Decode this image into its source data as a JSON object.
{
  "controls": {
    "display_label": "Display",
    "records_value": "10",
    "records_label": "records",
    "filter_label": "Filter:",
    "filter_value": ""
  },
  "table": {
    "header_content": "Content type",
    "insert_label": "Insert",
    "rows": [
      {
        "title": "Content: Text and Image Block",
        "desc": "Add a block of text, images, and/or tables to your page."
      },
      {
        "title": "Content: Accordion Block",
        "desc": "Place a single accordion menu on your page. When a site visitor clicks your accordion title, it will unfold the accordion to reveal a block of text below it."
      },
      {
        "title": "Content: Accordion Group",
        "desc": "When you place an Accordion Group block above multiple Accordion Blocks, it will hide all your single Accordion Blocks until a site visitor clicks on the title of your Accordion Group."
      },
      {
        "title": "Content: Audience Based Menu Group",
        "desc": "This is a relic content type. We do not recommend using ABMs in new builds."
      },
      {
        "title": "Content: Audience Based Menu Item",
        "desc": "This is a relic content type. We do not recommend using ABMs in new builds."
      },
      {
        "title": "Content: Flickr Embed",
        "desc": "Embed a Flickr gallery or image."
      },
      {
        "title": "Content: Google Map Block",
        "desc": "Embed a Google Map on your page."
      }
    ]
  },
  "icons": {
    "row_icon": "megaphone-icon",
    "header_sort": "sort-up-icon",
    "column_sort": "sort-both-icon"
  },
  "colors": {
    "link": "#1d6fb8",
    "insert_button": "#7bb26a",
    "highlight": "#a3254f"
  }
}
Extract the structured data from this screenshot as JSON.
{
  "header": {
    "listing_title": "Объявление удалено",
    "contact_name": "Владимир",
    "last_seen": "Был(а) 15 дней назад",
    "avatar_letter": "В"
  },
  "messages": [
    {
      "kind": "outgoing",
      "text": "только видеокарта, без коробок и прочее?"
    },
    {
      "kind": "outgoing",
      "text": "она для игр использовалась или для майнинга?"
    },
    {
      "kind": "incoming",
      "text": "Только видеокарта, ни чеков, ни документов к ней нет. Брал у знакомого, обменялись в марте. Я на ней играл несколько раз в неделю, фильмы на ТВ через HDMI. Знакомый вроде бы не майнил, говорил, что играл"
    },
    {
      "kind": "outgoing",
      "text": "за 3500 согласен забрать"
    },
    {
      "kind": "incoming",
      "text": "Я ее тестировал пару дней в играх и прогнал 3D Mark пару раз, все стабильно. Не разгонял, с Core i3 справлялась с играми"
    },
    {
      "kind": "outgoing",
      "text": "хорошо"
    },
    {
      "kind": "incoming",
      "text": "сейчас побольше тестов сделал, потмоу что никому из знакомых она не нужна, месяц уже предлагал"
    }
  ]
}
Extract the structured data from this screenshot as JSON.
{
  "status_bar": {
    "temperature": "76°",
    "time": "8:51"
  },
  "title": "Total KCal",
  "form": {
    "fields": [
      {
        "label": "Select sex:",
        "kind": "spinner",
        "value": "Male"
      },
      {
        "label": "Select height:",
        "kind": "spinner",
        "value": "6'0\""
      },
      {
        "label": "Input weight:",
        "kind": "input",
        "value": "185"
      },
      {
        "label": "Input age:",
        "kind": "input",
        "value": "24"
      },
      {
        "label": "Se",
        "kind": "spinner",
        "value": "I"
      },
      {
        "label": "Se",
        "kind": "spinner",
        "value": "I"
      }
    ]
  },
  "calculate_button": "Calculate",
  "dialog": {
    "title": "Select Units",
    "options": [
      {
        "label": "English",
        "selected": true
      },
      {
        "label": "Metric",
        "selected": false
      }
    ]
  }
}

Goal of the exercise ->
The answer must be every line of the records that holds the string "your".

Solution for this problem ->
        "desc": "Add a block of text, images, and/or tables to your page."
        "desc": "Place a single accordion menu on your page. When a site visitor clicks your accordion title, it will unfold the accordion to reveal a block of text below it."
        "desc": "When you place an Accordion Group block above multiple Accordion Blocks, it will hide all your single Accordion Blocks until a site visitor clicks on the title of your Accordion Group."
        "desc": "Embed a Google Map on your page."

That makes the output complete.